Not all retrocession advocates have offered their proposals in bad faith. The first retrocession bill was introduced in Congress in 1803, and dozens followed. Most 19th- and early-20th-century retrocession advocates were making a serious effort to resolve the lingering conflict between Congress’s exclusive legislative authority over the federal district and the principle of no taxation without representation. Once the then-majority-Black District gained home rule and began advocating for representation in Congress in the 1970s, however, Republicans began introducing retrocession legislation not to solve a policy problem but to impede District activists’ efforts.

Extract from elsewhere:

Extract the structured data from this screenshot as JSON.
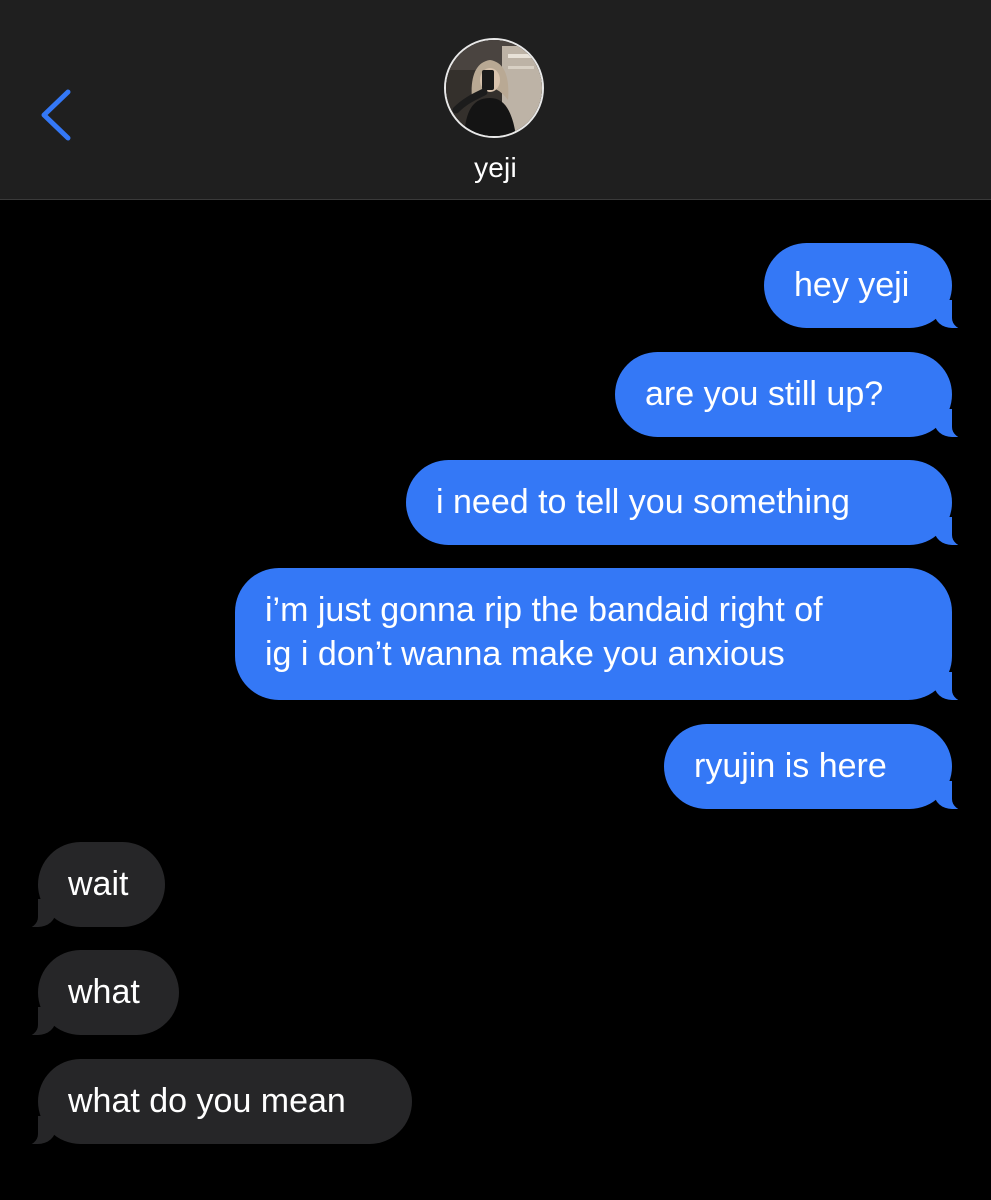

In 1978, when then–D.C. Delegate Walter Fauntroy led a broad, bipartisan coalition to pass the D.C. Voting Rights Amendment, which would have treated D.C. as though it were a state for purposes of representation in Congress, Republican Senator James McClure of Idaho offered an amendment that would retrocede the District to Maryland. In 1993, when the House of Representatives held its first vote on statehood, retrocession reappeared in the form of a bill introduced by Republican Representative Ralph Regula of Ohio. And in 2007, Louie Gohmert, a Republican representative from Texas, introduced retrocession legislation in an effort to derail the District of Columbia Fair and Equal House Voting Rights Act, sponsored by Delegate Norton and Republican Representative Tom Davis of Virginia. Gohmert, who earlier that year had claimed that District residents were better represented than any other U.S. citizens because “every senator and every member of Congress has a vested interest in seeing that [the District] works properly,” freely admitted that his legislation was designed to derail the Norton/Davis bill.
D.C. residents might therefore be forgiven for viewing the current retrocession bills with skepticism and wondering whether their Republican friends are acting in bad faith. Representative Johnson and other supporters of retrocession evince no substantive knowledge about the District or interest in its struggle for representation. No retrocession advocates have met with D.C.’s elected leaders or longtime voting-rights advocates, according to representatives of the mayor’s office and D.C. Vote and Neighbors United for D.C. Statehood, the principal statehood-advocacy organizations. None shows any serious interest in building a local (or national) consensus for their approach. They are all, however, energetic opponents of statehood.
Securing D.C.’s full representation in Congress is long and politically delicate work that involves organizing at least two different constituencies. First, advocates must convince District residents that a certain strategy (statehood, retrocession, or a constitutional amendment) is the best path to congressional representation. Second, those advocates must use the city’s relatively meager resources to persuade a majority in Congress to support their plan.
After 40 years of organizing, activists have convinced well more than 80 percent of D.C. residents that statehood presents the best way to gain full representation in Congress. This is in large part because recent events have convinced a majority of national Democrats that D.C. statehood is both just and in the party’s interest because it would add two reliable Democratic votes in the Senate. These developments were hard-won and long in coming. Just 30 years ago, the Democratic caucus was split on the issue.
So, at this moment, when District self-determination advocates’ statehood strategy is finally bearing fruit, don’t now fall for the GOP’s retrocession okey-doke. See the GOP retrocession bills for what they are: a transparent attempt to derail the District’s best chance in decades to win full citizenship rights.